## What to do
State how many lines in the listing below include the string "timestamp". The answer is the number alone.

Data supplied START

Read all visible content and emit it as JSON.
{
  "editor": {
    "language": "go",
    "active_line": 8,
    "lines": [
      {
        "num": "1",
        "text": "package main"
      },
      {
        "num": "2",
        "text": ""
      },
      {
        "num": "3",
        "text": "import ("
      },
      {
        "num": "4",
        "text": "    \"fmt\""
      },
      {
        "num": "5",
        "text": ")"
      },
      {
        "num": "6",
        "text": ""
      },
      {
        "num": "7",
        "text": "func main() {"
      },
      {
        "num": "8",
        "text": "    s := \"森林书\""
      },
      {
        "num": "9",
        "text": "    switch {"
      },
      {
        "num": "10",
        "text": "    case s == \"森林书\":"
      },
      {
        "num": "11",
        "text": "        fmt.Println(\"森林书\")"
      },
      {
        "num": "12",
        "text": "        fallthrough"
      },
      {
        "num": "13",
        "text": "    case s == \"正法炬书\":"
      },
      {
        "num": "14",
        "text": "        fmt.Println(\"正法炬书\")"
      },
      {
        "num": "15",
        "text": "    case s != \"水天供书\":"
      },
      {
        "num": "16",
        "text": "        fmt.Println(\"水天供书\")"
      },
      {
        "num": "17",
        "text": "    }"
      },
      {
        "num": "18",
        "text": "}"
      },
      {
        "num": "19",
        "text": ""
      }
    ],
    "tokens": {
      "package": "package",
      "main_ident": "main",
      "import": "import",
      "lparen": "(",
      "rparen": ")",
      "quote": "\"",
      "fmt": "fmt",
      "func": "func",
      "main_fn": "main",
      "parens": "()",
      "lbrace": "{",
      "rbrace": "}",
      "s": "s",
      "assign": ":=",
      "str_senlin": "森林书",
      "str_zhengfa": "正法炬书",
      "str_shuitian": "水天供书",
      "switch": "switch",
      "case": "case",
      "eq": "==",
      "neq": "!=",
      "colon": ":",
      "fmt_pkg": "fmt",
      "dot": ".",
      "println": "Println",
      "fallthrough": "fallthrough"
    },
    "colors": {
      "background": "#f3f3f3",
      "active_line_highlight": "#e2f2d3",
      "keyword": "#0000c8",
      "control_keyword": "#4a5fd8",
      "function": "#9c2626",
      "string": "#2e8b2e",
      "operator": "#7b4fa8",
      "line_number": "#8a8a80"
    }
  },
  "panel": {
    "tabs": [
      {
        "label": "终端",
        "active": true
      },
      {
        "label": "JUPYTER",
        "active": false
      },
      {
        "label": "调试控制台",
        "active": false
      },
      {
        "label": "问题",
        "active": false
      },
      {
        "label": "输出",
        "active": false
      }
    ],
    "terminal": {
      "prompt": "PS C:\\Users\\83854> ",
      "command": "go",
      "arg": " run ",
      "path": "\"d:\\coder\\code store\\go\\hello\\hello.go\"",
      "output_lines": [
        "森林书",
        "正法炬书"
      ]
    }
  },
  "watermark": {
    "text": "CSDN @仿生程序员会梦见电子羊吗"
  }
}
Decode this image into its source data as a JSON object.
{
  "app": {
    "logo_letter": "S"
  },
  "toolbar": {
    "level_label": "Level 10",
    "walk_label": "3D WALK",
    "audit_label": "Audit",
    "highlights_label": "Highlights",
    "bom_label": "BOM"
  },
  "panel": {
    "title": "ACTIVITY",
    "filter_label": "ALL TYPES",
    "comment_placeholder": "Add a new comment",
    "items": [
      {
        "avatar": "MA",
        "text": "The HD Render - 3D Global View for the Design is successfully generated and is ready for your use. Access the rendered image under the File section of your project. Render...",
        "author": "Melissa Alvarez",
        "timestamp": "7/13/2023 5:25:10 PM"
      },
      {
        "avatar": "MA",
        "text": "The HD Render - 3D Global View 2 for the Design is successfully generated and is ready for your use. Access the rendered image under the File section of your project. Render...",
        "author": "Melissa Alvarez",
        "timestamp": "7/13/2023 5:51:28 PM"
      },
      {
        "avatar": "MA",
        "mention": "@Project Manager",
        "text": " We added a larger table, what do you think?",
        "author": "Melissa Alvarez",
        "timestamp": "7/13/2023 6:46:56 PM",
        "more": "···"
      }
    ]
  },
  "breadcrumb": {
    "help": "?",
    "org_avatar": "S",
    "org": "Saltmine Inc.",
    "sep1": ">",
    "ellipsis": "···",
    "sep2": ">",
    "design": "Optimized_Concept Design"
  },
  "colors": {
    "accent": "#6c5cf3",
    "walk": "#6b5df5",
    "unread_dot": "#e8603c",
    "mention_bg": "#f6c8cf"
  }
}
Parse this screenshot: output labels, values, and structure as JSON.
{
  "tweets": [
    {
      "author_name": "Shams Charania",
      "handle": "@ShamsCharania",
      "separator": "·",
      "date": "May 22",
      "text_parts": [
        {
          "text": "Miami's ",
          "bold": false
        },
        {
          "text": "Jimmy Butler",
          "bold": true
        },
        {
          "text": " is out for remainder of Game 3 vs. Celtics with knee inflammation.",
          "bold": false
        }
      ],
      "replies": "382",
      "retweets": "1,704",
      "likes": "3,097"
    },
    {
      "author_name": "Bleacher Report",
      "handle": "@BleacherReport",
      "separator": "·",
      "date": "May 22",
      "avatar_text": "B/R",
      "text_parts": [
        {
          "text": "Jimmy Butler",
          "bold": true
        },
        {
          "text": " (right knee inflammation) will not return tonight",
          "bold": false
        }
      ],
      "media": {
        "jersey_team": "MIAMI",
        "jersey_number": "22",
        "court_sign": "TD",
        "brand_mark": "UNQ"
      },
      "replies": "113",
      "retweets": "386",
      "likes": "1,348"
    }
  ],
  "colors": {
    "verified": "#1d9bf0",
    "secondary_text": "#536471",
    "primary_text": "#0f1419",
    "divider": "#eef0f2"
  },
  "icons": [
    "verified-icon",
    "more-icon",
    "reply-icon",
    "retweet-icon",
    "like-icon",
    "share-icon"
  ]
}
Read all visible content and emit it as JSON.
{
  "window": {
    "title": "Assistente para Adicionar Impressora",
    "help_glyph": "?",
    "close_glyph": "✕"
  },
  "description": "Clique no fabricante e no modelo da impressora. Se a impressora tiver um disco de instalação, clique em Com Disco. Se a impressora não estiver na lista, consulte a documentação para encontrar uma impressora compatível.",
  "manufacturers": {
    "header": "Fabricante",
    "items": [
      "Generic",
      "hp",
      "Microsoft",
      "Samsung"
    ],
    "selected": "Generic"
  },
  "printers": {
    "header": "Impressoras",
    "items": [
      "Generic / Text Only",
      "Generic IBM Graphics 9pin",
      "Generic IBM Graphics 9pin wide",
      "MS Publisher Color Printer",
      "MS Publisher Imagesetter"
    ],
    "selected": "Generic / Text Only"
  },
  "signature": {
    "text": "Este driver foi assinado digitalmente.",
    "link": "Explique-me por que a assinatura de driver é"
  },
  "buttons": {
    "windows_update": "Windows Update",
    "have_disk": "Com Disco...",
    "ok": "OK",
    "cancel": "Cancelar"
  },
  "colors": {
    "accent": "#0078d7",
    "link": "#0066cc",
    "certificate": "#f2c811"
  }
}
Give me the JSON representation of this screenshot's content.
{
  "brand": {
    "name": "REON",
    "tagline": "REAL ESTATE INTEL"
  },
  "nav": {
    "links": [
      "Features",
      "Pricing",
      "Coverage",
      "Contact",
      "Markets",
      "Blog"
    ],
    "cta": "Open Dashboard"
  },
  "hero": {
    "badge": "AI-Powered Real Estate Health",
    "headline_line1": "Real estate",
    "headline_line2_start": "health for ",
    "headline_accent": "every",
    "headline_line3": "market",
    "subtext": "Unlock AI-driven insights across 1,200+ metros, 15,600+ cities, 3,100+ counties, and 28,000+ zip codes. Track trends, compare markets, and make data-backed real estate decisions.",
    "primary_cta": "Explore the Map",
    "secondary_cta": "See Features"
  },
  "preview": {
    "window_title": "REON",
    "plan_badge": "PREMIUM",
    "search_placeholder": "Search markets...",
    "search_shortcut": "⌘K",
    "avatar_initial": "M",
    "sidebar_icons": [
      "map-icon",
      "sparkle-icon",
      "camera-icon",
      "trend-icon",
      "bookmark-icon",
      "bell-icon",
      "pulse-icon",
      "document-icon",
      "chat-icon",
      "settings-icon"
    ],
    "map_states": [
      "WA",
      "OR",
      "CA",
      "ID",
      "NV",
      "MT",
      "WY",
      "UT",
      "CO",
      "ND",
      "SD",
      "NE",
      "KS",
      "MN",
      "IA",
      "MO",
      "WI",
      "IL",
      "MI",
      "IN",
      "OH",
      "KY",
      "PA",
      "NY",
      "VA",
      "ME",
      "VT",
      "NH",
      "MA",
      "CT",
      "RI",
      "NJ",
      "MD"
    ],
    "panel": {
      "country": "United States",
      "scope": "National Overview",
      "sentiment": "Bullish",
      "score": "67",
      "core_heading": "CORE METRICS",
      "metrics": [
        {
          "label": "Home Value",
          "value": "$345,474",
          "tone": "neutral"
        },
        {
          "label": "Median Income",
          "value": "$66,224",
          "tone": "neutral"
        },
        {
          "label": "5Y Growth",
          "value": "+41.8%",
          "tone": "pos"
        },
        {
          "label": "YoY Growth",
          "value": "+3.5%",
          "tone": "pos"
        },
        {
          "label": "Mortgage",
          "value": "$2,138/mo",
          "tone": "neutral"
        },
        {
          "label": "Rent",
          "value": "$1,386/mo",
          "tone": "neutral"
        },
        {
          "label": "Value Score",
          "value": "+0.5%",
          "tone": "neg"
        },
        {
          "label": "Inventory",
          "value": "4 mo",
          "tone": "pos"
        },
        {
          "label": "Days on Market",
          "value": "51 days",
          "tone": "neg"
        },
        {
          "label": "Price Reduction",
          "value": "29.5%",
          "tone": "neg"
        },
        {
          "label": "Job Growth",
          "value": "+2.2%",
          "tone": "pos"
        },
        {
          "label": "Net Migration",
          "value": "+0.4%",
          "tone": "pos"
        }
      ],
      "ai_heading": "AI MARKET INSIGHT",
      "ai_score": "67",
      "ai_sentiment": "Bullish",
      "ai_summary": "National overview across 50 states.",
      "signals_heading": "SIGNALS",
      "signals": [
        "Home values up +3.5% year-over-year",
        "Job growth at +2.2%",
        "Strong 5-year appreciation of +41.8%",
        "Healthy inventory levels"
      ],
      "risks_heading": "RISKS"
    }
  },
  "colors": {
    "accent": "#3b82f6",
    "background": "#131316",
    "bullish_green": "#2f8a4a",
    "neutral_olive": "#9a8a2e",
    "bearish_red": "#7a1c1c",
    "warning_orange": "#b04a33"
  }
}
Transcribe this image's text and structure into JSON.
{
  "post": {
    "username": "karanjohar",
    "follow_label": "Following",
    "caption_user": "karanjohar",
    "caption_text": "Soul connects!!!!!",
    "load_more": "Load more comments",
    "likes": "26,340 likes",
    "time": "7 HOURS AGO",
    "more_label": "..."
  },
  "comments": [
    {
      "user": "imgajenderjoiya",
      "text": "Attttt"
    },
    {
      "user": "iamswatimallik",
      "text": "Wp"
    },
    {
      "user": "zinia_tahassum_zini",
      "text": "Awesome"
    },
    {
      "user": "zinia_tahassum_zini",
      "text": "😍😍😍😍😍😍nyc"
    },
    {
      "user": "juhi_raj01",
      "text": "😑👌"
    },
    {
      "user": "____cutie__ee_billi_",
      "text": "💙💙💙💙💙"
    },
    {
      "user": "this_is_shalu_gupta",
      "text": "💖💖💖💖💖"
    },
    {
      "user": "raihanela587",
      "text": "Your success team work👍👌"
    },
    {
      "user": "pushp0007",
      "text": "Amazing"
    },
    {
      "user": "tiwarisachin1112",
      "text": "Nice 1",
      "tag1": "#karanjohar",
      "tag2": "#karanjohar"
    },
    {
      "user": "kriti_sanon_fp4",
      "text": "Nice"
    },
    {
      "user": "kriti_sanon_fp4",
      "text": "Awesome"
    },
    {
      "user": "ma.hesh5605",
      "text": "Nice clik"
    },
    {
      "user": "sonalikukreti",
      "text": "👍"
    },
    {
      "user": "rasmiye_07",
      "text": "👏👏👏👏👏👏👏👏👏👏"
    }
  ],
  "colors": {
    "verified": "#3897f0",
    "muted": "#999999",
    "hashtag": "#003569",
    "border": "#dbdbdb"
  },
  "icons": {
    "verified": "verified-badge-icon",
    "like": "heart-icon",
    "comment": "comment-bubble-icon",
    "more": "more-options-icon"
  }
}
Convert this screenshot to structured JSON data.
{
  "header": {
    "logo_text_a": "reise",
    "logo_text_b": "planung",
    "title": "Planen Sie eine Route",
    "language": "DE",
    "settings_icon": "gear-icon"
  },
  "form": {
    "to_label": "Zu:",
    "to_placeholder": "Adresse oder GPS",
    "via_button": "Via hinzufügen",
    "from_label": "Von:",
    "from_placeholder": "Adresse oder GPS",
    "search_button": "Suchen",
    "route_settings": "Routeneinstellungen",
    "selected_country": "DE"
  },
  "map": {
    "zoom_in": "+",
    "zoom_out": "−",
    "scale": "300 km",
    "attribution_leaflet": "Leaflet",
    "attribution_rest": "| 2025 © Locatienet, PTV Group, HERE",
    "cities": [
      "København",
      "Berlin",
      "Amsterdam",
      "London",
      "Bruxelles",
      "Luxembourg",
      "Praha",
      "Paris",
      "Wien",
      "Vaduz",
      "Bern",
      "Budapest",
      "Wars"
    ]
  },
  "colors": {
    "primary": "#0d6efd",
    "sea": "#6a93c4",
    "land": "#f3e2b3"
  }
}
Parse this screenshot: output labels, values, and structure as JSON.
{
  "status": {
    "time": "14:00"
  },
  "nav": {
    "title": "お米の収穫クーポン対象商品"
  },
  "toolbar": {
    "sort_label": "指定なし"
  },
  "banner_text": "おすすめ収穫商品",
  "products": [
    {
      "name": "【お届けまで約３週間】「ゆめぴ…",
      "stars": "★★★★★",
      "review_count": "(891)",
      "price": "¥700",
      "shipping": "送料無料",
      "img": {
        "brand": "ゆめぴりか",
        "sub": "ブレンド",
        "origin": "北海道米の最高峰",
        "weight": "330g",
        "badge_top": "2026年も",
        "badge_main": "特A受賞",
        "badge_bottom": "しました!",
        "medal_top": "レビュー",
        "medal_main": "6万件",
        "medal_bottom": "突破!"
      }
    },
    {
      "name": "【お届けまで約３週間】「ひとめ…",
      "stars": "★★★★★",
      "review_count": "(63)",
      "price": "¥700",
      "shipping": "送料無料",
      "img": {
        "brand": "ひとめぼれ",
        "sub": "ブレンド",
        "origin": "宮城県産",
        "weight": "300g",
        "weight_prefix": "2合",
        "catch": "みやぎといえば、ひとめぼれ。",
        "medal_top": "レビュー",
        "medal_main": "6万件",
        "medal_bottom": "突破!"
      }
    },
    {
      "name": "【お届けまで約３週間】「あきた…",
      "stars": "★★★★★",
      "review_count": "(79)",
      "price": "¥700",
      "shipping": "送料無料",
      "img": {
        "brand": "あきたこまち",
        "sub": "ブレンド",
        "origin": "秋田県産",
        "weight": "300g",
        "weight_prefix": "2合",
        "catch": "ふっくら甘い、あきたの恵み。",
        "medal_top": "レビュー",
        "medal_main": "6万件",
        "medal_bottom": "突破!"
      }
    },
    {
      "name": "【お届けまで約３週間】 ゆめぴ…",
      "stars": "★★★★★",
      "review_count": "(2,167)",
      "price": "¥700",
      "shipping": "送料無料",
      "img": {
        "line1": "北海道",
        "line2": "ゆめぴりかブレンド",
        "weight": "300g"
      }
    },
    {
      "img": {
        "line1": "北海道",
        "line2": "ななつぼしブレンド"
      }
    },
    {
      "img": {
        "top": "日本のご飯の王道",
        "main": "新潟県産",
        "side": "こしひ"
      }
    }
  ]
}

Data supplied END

## Response
3